What you need to do: Copy every record word for word. The images stay behind.

Data for analysis:
########################################
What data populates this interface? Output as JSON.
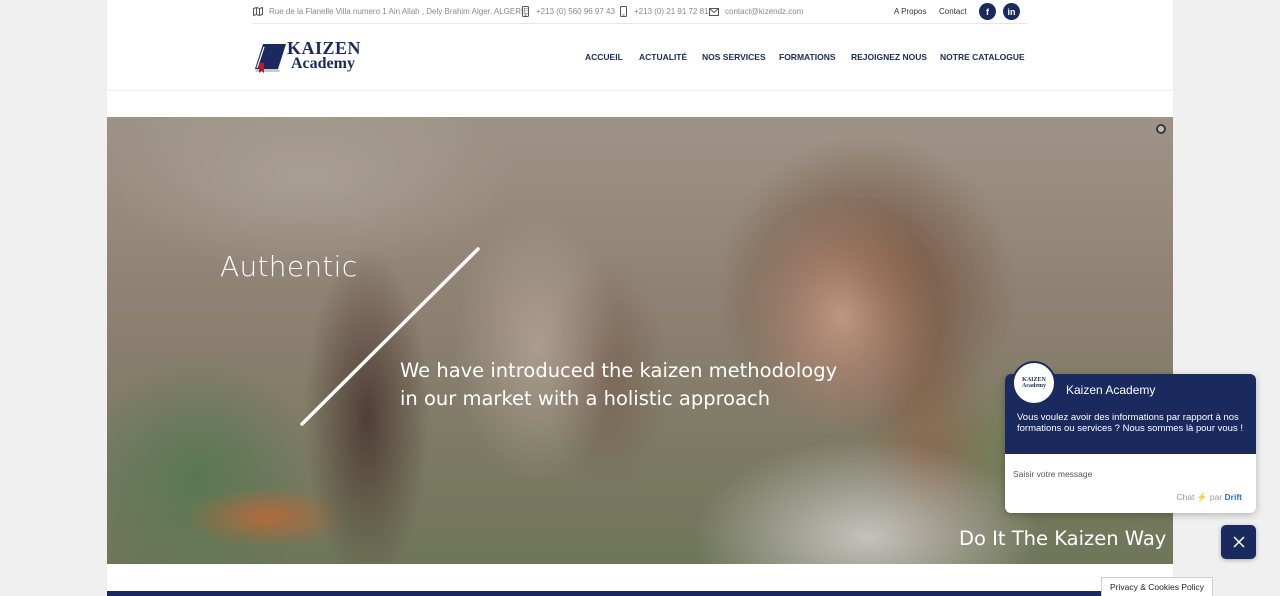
{
  "topbar": {
    "address": "Rue de la Flanelle Villa numero 1 Ain Allah , Dely Brahim Alger, ALGERIE",
    "phone1": "+213 (0) 560 96 97 43",
    "phone2": "+213 (0) 21 91 72 81",
    "email": "contact@kizendz.com",
    "links": [
      "A Propos",
      "Contact"
    ],
    "social": [
      "f",
      "in"
    ]
  },
  "logo": {
    "line1": "KAIZEN",
    "line2": "Academy"
  },
  "nav": {
    "items": [
      "ACCUEIL",
      "ACTUALITÉ",
      "NOS SERVICES",
      "FORMATIONS",
      "REJOIGNEZ NOUS",
      "NOTRE CATALOGUE"
    ]
  },
  "hero": {
    "title": "Authentic",
    "subtitle_line1": "We have introduced the kaizen methodology",
    "subtitle_line2": "in our market with a holistic approach",
    "tagline": "Do It The Kaizen Way"
  },
  "chat": {
    "avatar_text": [
      "KAIZEN",
      "Academy"
    ],
    "name": "Kaizen Academy",
    "message": "Vous voulez avoir des informations par rapport à nos formations ou services ? Nous sommes là pour vous !",
    "input_placeholder": "Saisir votre message",
    "credit_chat": "Chat",
    "credit_bolt": "⚡",
    "credit_by": "par",
    "credit_brand": "Drift"
  },
  "privacy": {
    "label": "Privacy & Cookies Policy"
  },
  "colors": {
    "brand_navy": "#1a2a5e",
    "drift_blue": "#2d6cd4",
    "bolt_yellow": "#f5b800"
  }
}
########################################
Response to this task:
What data populates this interface? Output as JSON.
{
  "topbar": {
    "address": "Rue de la Flanelle Villa numero 1 Ain Allah , Dely Brahim Alger, ALGERIE",
    "phone1": "+213 (0) 560 96 97 43",
    "phone2": "+213 (0) 21 91 72 81",
    "email": "contact@kizendz.com",
    "links": [
      "A Propos",
      "Contact"
    ],
    "social": [
      "f",
      "in"
    ]
  },
  "logo": {
    "line1": "KAIZEN",
    "line2": "Academy"
  },
  "nav": {
    "items": [
      "ACCUEIL",
      "ACTUALITÉ",
      "NOS SERVICES",
      "FORMATIONS",
      "REJOIGNEZ NOUS",
      "NOTRE CATALOGUE"
    ]
  },
  "hero": {
    "title": "Authentic",
    "subtitle_line1": "We have introduced the kaizen methodology",
    "subtitle_line2": "in our market with a holistic approach",
    "tagline": "Do It The Kaizen Way"
  },
  "chat": {
    "avatar_text": [
      "KAIZEN",
      "Academy"
    ],
    "name": "Kaizen Academy",
    "message": "Vous voulez avoir des informations par rapport à nos formations ou services ? Nous sommes là pour vous !",
    "input_placeholder": "Saisir votre message",
    "credit_chat": "Chat",
    "credit_bolt": "⚡",
    "credit_by": "par",
    "credit_brand": "Drift"
  },
  "privacy": {
    "label": "Privacy & Cookies Policy"
  },
  "colors": {
    "brand_navy": "#1a2a5e",
    "drift_blue": "#2d6cd4",
    "bolt_yellow": "#f5b800"
  }
}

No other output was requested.